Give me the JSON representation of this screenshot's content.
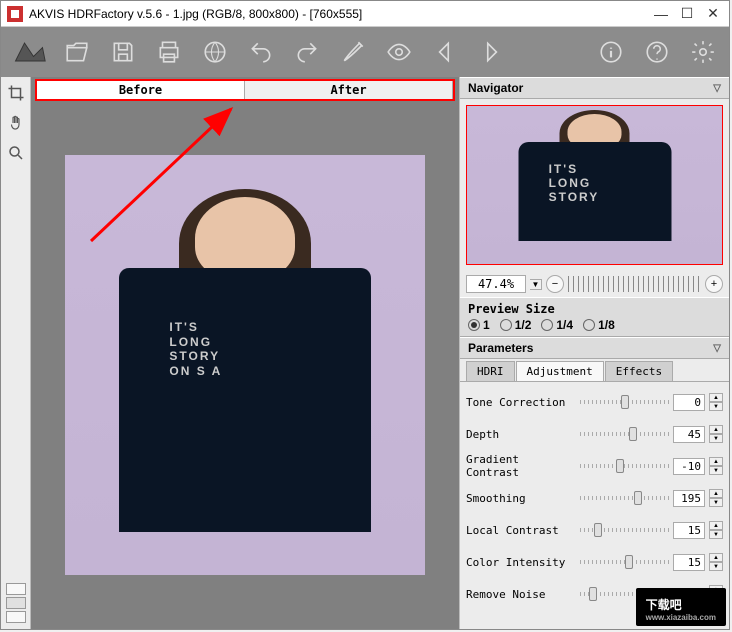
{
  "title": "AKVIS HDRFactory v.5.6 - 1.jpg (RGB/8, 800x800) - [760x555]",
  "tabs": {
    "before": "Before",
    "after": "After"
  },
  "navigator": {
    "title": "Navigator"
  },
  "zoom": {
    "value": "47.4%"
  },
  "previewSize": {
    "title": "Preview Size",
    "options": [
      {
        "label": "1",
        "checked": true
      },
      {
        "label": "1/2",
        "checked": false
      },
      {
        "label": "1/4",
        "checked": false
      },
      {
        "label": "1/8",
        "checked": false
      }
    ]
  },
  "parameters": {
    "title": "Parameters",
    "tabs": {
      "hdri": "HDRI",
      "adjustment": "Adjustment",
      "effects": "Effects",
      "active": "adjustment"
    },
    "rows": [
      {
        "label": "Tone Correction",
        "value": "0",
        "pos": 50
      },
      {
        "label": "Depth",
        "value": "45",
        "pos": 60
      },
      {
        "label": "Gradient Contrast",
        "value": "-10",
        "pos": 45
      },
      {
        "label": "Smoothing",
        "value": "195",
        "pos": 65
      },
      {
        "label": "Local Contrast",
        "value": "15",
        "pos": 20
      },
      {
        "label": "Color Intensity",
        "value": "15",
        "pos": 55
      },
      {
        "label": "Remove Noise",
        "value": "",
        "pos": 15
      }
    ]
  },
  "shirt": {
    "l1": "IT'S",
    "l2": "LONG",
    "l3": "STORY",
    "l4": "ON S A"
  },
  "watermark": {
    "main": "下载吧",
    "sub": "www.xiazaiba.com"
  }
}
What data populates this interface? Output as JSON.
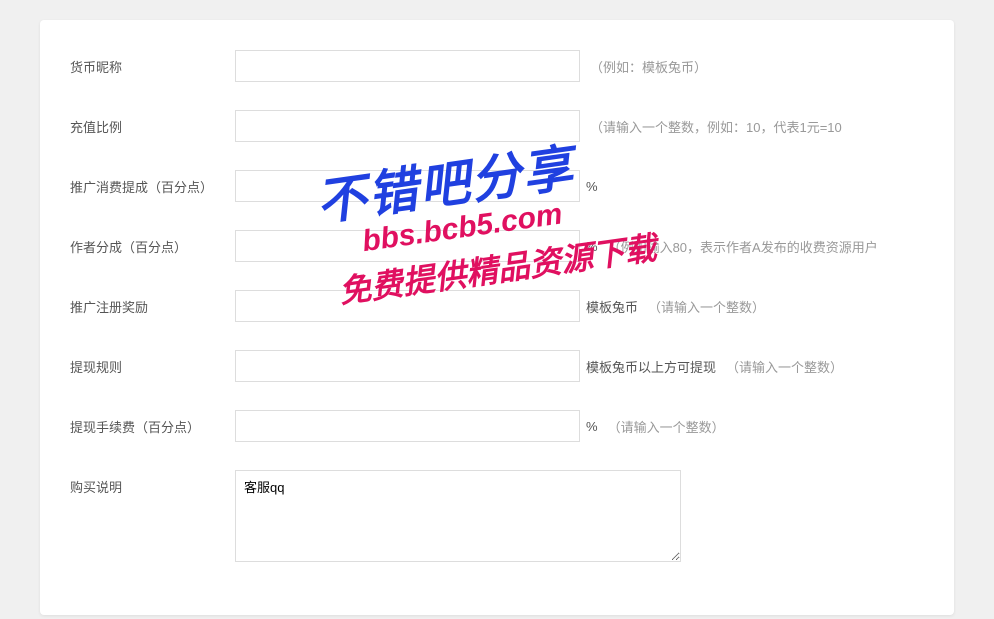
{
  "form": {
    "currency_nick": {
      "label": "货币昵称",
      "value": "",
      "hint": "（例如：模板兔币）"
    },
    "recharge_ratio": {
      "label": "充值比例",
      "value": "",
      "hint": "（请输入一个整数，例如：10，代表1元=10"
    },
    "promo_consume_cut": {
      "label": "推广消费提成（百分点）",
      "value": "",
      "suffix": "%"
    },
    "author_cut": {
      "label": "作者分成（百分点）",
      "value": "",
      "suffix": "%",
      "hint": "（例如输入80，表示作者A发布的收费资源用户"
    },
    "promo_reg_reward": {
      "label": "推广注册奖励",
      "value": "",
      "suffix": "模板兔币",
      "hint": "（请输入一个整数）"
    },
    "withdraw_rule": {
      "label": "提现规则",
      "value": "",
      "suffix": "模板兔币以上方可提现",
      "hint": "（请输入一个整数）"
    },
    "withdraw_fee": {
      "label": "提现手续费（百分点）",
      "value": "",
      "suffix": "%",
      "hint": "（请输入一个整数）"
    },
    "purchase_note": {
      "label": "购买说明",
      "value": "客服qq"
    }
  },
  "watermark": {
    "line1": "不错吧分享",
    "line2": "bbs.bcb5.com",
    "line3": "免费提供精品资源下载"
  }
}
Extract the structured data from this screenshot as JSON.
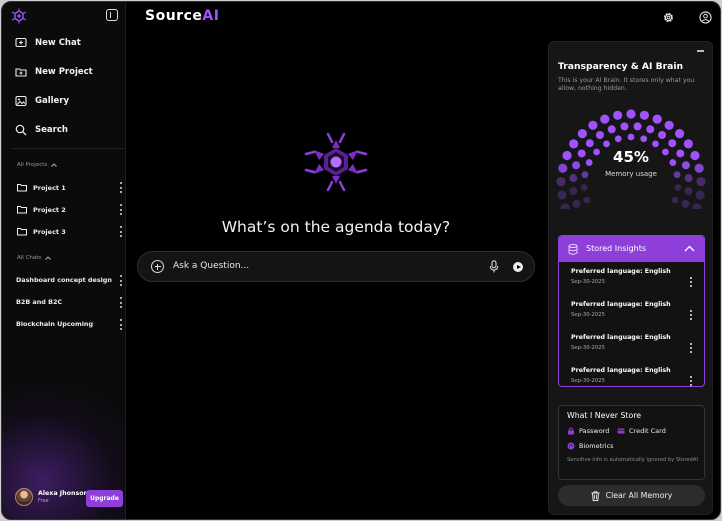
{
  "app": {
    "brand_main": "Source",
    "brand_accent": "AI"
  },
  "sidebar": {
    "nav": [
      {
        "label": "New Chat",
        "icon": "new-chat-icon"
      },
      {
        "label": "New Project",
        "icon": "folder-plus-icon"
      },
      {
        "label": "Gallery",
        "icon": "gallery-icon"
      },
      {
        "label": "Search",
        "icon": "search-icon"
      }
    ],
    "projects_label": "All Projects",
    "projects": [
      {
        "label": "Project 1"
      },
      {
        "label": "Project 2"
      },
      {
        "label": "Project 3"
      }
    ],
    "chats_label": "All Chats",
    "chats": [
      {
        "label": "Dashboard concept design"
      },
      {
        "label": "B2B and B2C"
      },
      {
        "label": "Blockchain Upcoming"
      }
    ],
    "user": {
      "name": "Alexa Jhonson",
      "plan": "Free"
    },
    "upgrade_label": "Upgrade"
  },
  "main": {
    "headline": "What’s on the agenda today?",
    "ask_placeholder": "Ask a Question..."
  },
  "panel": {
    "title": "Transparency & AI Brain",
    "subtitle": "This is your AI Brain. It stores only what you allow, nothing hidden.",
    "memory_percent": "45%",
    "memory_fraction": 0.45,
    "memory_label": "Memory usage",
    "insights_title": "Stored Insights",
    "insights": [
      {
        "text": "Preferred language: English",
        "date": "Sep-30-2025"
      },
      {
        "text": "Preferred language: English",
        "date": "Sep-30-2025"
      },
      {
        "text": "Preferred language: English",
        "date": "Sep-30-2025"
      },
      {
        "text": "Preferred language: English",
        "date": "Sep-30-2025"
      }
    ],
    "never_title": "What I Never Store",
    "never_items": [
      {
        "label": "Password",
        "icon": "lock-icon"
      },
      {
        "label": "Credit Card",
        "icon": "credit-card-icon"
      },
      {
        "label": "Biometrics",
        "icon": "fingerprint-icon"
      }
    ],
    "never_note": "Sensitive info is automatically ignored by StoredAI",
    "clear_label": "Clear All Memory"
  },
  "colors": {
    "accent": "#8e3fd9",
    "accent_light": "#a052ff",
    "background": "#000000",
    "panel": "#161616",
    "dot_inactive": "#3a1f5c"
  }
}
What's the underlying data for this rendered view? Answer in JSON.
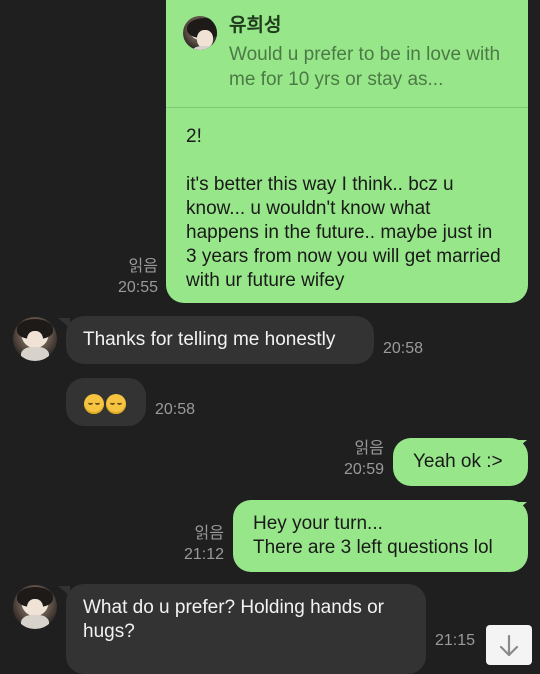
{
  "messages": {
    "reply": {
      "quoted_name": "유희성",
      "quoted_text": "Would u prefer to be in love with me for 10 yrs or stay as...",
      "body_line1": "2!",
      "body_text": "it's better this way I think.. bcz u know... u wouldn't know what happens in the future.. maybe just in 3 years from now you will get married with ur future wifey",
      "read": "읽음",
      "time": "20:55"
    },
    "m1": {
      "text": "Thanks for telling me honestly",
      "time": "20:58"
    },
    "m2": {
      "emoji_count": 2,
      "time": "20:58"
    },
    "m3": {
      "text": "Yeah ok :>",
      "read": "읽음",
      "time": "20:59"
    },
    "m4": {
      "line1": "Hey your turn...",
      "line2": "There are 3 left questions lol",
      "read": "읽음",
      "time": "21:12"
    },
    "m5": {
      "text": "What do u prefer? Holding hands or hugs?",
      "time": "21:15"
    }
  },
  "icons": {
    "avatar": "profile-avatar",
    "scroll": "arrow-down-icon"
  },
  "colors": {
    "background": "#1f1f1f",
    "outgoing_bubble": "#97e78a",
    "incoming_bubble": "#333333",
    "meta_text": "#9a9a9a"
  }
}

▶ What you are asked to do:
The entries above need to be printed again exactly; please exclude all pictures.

▶ Exercise output:
Give me the JSON representation of this screenshot's content.
{
  "title": "AKVIS HDRFactory v.5.6 - 1.jpg (RGB/8, 800x800) - [760x555]",
  "tabs": {
    "before": "Before",
    "after": "After"
  },
  "navigator": {
    "title": "Navigator"
  },
  "zoom": {
    "value": "47.4%"
  },
  "previewSize": {
    "title": "Preview Size",
    "options": [
      {
        "label": "1",
        "checked": true
      },
      {
        "label": "1/2",
        "checked": false
      },
      {
        "label": "1/4",
        "checked": false
      },
      {
        "label": "1/8",
        "checked": false
      }
    ]
  },
  "parameters": {
    "title": "Parameters",
    "tabs": {
      "hdri": "HDRI",
      "adjustment": "Adjustment",
      "effects": "Effects",
      "active": "adjustment"
    },
    "rows": [
      {
        "label": "Tone Correction",
        "value": "0",
        "pos": 50
      },
      {
        "label": "Depth",
        "value": "45",
        "pos": 60
      },
      {
        "label": "Gradient Contrast",
        "value": "-10",
        "pos": 45
      },
      {
        "label": "Smoothing",
        "value": "195",
        "pos": 65
      },
      {
        "label": "Local Contrast",
        "value": "15",
        "pos": 20
      },
      {
        "label": "Color Intensity",
        "value": "15",
        "pos": 55
      },
      {
        "label": "Remove Noise",
        "value": "",
        "pos": 15
      }
    ]
  },
  "shirt": {
    "l1": "IT'S",
    "l2": "LONG",
    "l3": "STORY",
    "l4": "ON S A"
  },
  "watermark": {
    "main": "下载吧",
    "sub": "www.xiazaiba.com"
  }
}
What data populates this interface? Output as JSON.
{
  "form": {
    "currency_nick": {
      "label": "货币昵称",
      "value": "",
      "hint": "（例如：模板兔币）"
    },
    "recharge_ratio": {
      "label": "充值比例",
      "value": "",
      "hint": "（请输入一个整数，例如：10，代表1元=10"
    },
    "promo_consume_cut": {
      "label": "推广消费提成（百分点）",
      "value": "",
      "suffix": "%"
    },
    "author_cut": {
      "label": "作者分成（百分点）",
      "value": "",
      "suffix": "%",
      "hint": "（例如输入80，表示作者A发布的收费资源用户"
    },
    "promo_reg_reward": {
      "label": "推广注册奖励",
      "value": "",
      "suffix": "模板兔币",
      "hint": "（请输入一个整数）"
    },
    "withdraw_rule": {
      "label": "提现规则",
      "value": "",
      "suffix": "模板兔币以上方可提现",
      "hint": "（请输入一个整数）"
    },
    "withdraw_fee": {
      "label": "提现手续费（百分点）",
      "value": "",
      "suffix": "%",
      "hint": "（请输入一个整数）"
    },
    "purchase_note": {
      "label": "购买说明",
      "value": "客服qq"
    }
  },
  "watermark": {
    "line1": "不错吧分享",
    "line2": "bbs.bcb5.com",
    "line3": "免费提供精品资源下载"
  }
}
Extract the structured data from this screenshot as JSON.
{
  "app": {
    "brand_main": "Source",
    "brand_accent": "AI"
  },
  "sidebar": {
    "nav": [
      {
        "label": "New Chat",
        "icon": "new-chat-icon"
      },
      {
        "label": "New Project",
        "icon": "folder-plus-icon"
      },
      {
        "label": "Gallery",
        "icon": "gallery-icon"
      },
      {
        "label": "Search",
        "icon": "search-icon"
      }
    ],
    "projects_label": "All Projects",
    "projects": [
      {
        "label": "Project 1"
      },
      {
        "label": "Project 2"
      },
      {
        "label": "Project 3"
      }
    ],
    "chats_label": "All Chats",
    "chats": [
      {
        "label": "Dashboard concept design"
      },
      {
        "label": "B2B and B2C"
      },
      {
        "label": "Blockchain Upcoming"
      }
    ],
    "user": {
      "name": "Alexa Jhonson",
      "plan": "Free"
    },
    "upgrade_label": "Upgrade"
  },
  "main": {
    "headline": "What’s on the agenda today?",
    "ask_placeholder": "Ask a Question..."
  },
  "panel": {
    "title": "Transparency & AI Brain",
    "subtitle": "This is your AI Brain. It stores only what you allow, nothing hidden.",
    "memory_percent": "45%",
    "memory_fraction": 0.45,
    "memory_label": "Memory usage",
    "insights_title": "Stored Insights",
    "insights": [
      {
        "text": "Preferred language: English",
        "date": "Sep-30-2025"
      },
      {
        "text": "Preferred language: English",
        "date": "Sep-30-2025"
      },
      {
        "text": "Preferred language: English",
        "date": "Sep-30-2025"
      },
      {
        "text": "Preferred language: English",
        "date": "Sep-30-2025"
      }
    ],
    "never_title": "What I Never Store",
    "never_items": [
      {
        "label": "Password",
        "icon": "lock-icon"
      },
      {
        "label": "Credit Card",
        "icon": "credit-card-icon"
      },
      {
        "label": "Biometrics",
        "icon": "fingerprint-icon"
      }
    ],
    "never_note": "Sensitive info is automatically ignored by StoredAI",
    "clear_label": "Clear All Memory"
  },
  "colors": {
    "accent": "#8e3fd9",
    "accent_light": "#a052ff",
    "background": "#000000",
    "panel": "#161616",
    "dot_inactive": "#3a1f5c"
  }
}
What's the underlying data for this rendered view? Answer in JSON.
{
  "messages": {
    "reply": {
      "quoted_name": "유희성",
      "quoted_text": "Would u prefer to be in love with me for 10 yrs or stay as...",
      "body_line1": "2!",
      "body_text": "it's better this way I think.. bcz u know... u wouldn't know what happens in the future.. maybe just in 3 years from now you will get married with ur future wifey",
      "read": "읽음",
      "time": "20:55"
    },
    "m1": {
      "text": "Thanks for telling me honestly",
      "time": "20:58"
    },
    "m2": {
      "emoji_count": 2,
      "time": "20:58"
    },
    "m3": {
      "text": "Yeah ok :>",
      "read": "읽음",
      "time": "20:59"
    },
    "m4": {
      "line1": "Hey your turn...",
      "line2": "There are 3 left questions lol",
      "read": "읽음",
      "time": "21:12"
    },
    "m5": {
      "text": "What do u prefer? Holding hands or hugs?",
      "time": "21:15"
    }
  },
  "icons": {
    "avatar": "profile-avatar",
    "scroll": "arrow-down-icon"
  },
  "colors": {
    "background": "#1f1f1f",
    "outgoing_bubble": "#97e78a",
    "incoming_bubble": "#333333",
    "meta_text": "#9a9a9a"
  }
}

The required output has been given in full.